A Mailslot is a one-way interprocess communication mechanism, available on the Microsoft Windows operating system, that allows communication between processes both locally and over a network. The use of Mailslots is generally simpler than named pipes or sockets when a relatively small number of relatively short messages are expected to be transmitted, such as for example infrequent state-change messages, or as part of a peer-discovery protocol. The Mailslot mechanism allows for short message broadcasts ("datagrams") to all listening computers across a given network domain.
Mailslots function as a server-client interface. A server can create a Mailslot, and a client can write to it by name. Only the server can read the mailslot, as such mailslots represent a one-way communication mechanism. A server-client interface could consist of two processes communicating locally or across a network. Mailslots operate over the RPC protocol and work across all computers in the same network domain. Mailslots offer no confirmation that a message has been received. Mailslots are generally a good choice when one client process must broadcast a message to multiple server processes.
The most widely known implementation of the Mailslot IPC mechanism is the Windows Messenger service that is part of the Windows NT-line of products, including Windows XP. The Messenger Service, not to be confused with the MSN Messenger internet chat service, is essentially a Mailslot server that waits for a message to arrive. When a message arrives it is displayed in a popup onscreen. The

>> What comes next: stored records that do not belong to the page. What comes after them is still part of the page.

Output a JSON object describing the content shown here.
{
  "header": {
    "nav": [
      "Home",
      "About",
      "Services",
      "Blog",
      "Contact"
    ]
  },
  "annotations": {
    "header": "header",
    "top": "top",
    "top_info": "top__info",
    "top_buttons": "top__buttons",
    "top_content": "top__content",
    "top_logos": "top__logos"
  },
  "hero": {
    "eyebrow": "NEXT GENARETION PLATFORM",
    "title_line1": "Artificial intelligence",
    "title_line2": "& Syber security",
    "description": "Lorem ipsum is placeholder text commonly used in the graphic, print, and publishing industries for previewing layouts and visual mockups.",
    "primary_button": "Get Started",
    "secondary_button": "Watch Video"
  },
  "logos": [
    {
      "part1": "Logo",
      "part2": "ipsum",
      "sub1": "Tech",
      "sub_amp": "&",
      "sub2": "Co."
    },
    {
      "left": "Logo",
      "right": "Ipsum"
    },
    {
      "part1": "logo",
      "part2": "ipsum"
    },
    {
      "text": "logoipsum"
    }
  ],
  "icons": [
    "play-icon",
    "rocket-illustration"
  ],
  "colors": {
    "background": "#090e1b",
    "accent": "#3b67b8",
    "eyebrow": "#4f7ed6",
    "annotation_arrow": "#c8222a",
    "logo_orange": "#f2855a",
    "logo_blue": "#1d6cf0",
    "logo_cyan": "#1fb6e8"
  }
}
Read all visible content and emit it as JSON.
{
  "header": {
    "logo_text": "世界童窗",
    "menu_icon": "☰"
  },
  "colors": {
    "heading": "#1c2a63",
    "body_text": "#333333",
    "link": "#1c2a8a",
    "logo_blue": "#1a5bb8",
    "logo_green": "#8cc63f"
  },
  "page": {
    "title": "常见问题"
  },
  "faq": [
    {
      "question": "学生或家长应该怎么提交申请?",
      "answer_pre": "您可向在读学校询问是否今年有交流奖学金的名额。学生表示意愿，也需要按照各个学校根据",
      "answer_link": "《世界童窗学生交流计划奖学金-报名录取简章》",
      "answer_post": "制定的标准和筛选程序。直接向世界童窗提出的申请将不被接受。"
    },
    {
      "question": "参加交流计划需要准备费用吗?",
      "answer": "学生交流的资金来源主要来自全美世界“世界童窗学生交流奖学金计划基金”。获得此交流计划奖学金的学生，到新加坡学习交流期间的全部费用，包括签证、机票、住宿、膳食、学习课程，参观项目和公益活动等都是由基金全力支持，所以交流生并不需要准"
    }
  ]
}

NET SEND command is therefore a type of Mailslot client, because it writes to specified mailslots on a network.
Examples of Mailslots include: